it increases to 41.65% – approaching the half.
It was one of those things I had put in a stack of things to get around to. Don’t believe me if I say I didn’t have the time. I did. Maybe the best excuse I can invent is this: Those stacks, these days, are virtual, electronic reminders that buzz and beep at all the wrong times. I have developed many ways of ignoring electronic reminders. It was easier when papers piled up in stacks so high you could use them for footrests.
So I appreciated hearing from Joe Marino:
Barrie’s October 5 update had a paper from the 1993 Rome symposium by the late archaeologist Maria Grazia Siliato titled "The Shroud of Turin and its radiodating".

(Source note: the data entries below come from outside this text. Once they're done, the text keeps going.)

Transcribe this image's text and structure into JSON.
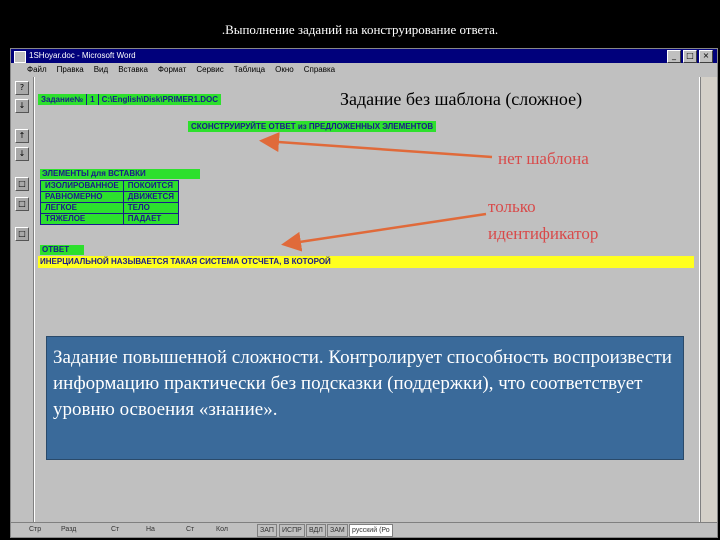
{
  "slide_title": ".Выполнение заданий на конструирование ответа.",
  "window": {
    "title": "1SHoyar.doc - Microsoft Word",
    "min_glyph": "_",
    "max_glyph": "□",
    "close_glyph": "×"
  },
  "menu": [
    "Файл",
    "Правка",
    "Вид",
    "Вставка",
    "Формат",
    "Сервис",
    "Таблица",
    "Окно",
    "Справка"
  ],
  "left_toolbar": [
    "?",
    "↓",
    "↑",
    "↓",
    "□",
    "□",
    "□"
  ],
  "document": {
    "header_cells": [
      "Задание№",
      "1",
      "C:\\English\\Disk\\PRIMER1.DOC"
    ],
    "task_label": "Задание без шаблона (сложное)",
    "instruction": "СКОНСТРУИРУЙТЕ ОТВЕТ из ПРЕДЛОЖЕННЫХ ЭЛЕМЕНТОВ",
    "no_template_label": "нет шаблона",
    "identifier_line1": "только",
    "identifier_line2": "идентификатор",
    "elements_title": "ЭЛЕМЕНТЫ для ВСТАВКИ",
    "elements": [
      [
        "ИЗОЛИРОВАННОЕ",
        "ПОКОИТСЯ"
      ],
      [
        "РАВНОМЕРНО",
        "ДВИЖЕТСЯ"
      ],
      [
        "ЛЕГКОЕ",
        "ТЕЛО"
      ],
      [
        "ТЯЖЕЛОЕ",
        "ПАДАЕТ"
      ]
    ],
    "answer_label": "ОТВЕТ",
    "answer_text": "ИНЕРЦИАЛЬНОЙ НАЗЫВАЕТСЯ ТАКАЯ СИСТЕМА ОТСЧЕТА, В КОТОРОЙ"
  },
  "info_box": "Задание повышенной сложности. Контролирует способность воспроизвести информацию практически без подсказки (поддержки), что соответствует уровню освоения «знание».",
  "statusbar": [
    "Стр",
    "Разд",
    "Ст",
    "На",
    "Ст",
    "Кол",
    "ЗАП",
    "ИСПР",
    "ВДЛ",
    "ЗАМ",
    "русский (Ро"
  ],
  "colors": {
    "highlight_green": "#2de02d",
    "highlight_yellow": "#ffff1e",
    "arrow_orange": "#e06a3a",
    "info_box_blue": "#3a6a9a",
    "titlebar_navy": "#00007b"
  }
}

I think you mentioned Barrie’s update at the time but no special mention was made of this paper. I just reread it again this morning and although I’m biased, I think it’s an excellent article that didn’t get the notice it deserved at the time and still doesn’t, but in light of all the other evidence that has come out about the reweave theory since then, I think it is a most significant paper. Give it another read and see if you don’t agree.

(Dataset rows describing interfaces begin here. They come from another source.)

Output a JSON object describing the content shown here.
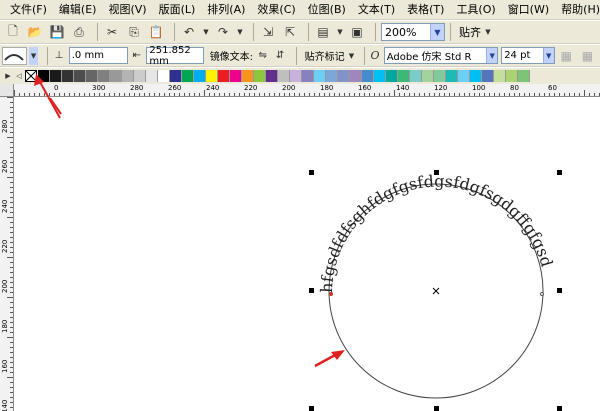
{
  "menu": [
    "文件(F)",
    "编辑(E)",
    "视图(V)",
    "版面(L)",
    "排列(A)",
    "效果(C)",
    "位图(B)",
    "文本(T)",
    "表格(T)",
    "工具(O)",
    "窗口(W)",
    "帮助(H)"
  ],
  "toolbar": {
    "zoom": "200%",
    "snap_label": "贴齐"
  },
  "propbar": {
    "offset_value": ".0 mm",
    "distance_value": "251.852 mm",
    "mirror_label": "镜像文本:",
    "snap_mark_label": "贴齐标记",
    "font_name": "Adobe 仿宋 Std R",
    "font_size": "24 pt"
  },
  "palette_colors": [
    "#000000",
    "#1a1a1a",
    "#333333",
    "#4d4d4d",
    "#666666",
    "#808080",
    "#999999",
    "#b3b3b3",
    "#cccccc",
    "#e6e6e6",
    "#ffffff",
    "#2e3192",
    "#00a651",
    "#00aeef",
    "#fff200",
    "#ed1c24",
    "#ec008c",
    "#f7941d",
    "#8dc63f",
    "#662d91",
    "#bfbfbf",
    "#c7b2de",
    "#8781bd",
    "#6dcff6",
    "#7da7d9",
    "#8393ca",
    "#a186be",
    "#448ccb",
    "#00bff3",
    "#00a99d",
    "#3cb878",
    "#7accc8",
    "#a3d39c",
    "#82ca9c",
    "#1cbbb4",
    "#6ecff6",
    "#00bff3",
    "#5674b9",
    "#c4df9b",
    "#acd373",
    "#7cc576"
  ],
  "ruler_top_labels": [
    "0",
    "300",
    "280",
    "260",
    "240",
    "220",
    "200",
    "180",
    "160",
    "140",
    "120",
    "100",
    "80",
    "60"
  ],
  "ruler_left_labels": [
    "280",
    "260",
    "240",
    "220",
    "200",
    "180",
    "160",
    "140"
  ],
  "canvas": {
    "arc_text": "hfgsdfdfsghfdgfgsfdgsfdgfsgdgffgfgsd"
  }
}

I agree. The Shroud of Turin and its radiodating by Maria Grazia Siliato, translated by Dr. Augusto Monacelli, demands the attention of everyone interested in the 1988 carbon dating. Here is a sample (pun intended):
We have come to the core of the problem.
At that time, product analyses carried out by experts Timossi and Raes calculated, with good accuracy, the MEDIUM WEIGHT PER SQUARE CENTIMETER OF THE SHROUD’S CLOTH.
It was also calculated with radiographs by Morris, London and Mottern in 1978, and the result was consistent with the previous ones. The lowest average weight was the one proposed on another occasion by the operator in charge of the sample to be radio dated.
Considering the irregularities of an ancient, handcrafted cloth, and in order to move within safer margins, we have applied a prudential, surplus tolerance to the measures indicated.
Let us therefore assume an average weight of 25.00 MILLIGRAMS PER SQUARE CENTIMETER of the SHROUD’S CLOTH.
Now, the following is what happened upon TAKING THE SAMPLE FOR RADIO DATING:
1) According to the official operator in charge of taking the sample, the sample measures cm 8.1 x 1.6, namely, cm² 12.96
2) In the video showing the taking of the sample, the weight measured on the scales is mg 478.1
3) Dividing the sample’s weight by its surface (mg 478.1: cm² 12.96), we obtain a WEIGHT of approx. mg 36.89 per cm².
Therefore, the sample weighs mg 11.89 per cm² MORE than the original cloth should – at most.
4) However, the operator in charge of taking the sample says that he removed some irregularities and some "free" threads from the sample. (Let us skip the singular procedure of "rethreading" and squaring such a precious, ancient sample, wasting further irreplaceable material). The operator reduced the sample’s measures to cm 7.00 x 1.00, namely cm² 7.00)
WEIGHTS OF THE SHROUD AND WEIGHTS OF THE RESTORATION WORKS
SHROUD → AVERAGE WEIGHT → 1 cm² (pict. of scales) mg 25.00 cm² 12%
WEIGHT mg 478.1
SAMPLE TAKEN → AVERAGE WEIGHT → 1 cm² (pict. of scales) mg 36.89 cm² 7.00
WEIGHT mg 300
RADIODATED PART OF SAMPLE → AVERAGE WEIGHT → 1 cm² (pict. of scales) mg 42.85
The sample bears recent restoration works of mg 17.85 per cm² – accounting for 41.65 % of the total
5) Then the operator reports the WEIGHT of the sample, "cleaned" and distributed to laboratories: mg 300
6) Dividing the weight of the "cleaned" sample by its surface of mg 300: cm² 7.00, we obtain a WEIGHT of mg 42.85 per cm².
The sample weighs mg 17.85 per cm² MORE than the original cloth should, at most.
This element is even more surprising and irregular than that of the "non cleaned" sample.
A few millimeters away, we find differences of nearly 6 milligrams per square centimeter. (Difference between 36.89 and 42.85 = 5.96).
7) AS A RESULT, WHAT EMERGES IS THE PROOF THAT THE SAMPLE WAS IRREGULARLY LOADED WITH FOREIGN, UNDETERMINED TEXTILE MATERIAL – in other words, MANY THREADS WERE ADDED FOR ITS MENDING with various techniques IN DIFFERENT, MUCH LATER AGES.
8) The proportion of the "youngest" threads is 32.23 % – almost a third of the total – on the whole SAMPLE. In the case of the "cleaned", radio dated sample, it increases to 41.65% – approaching the half.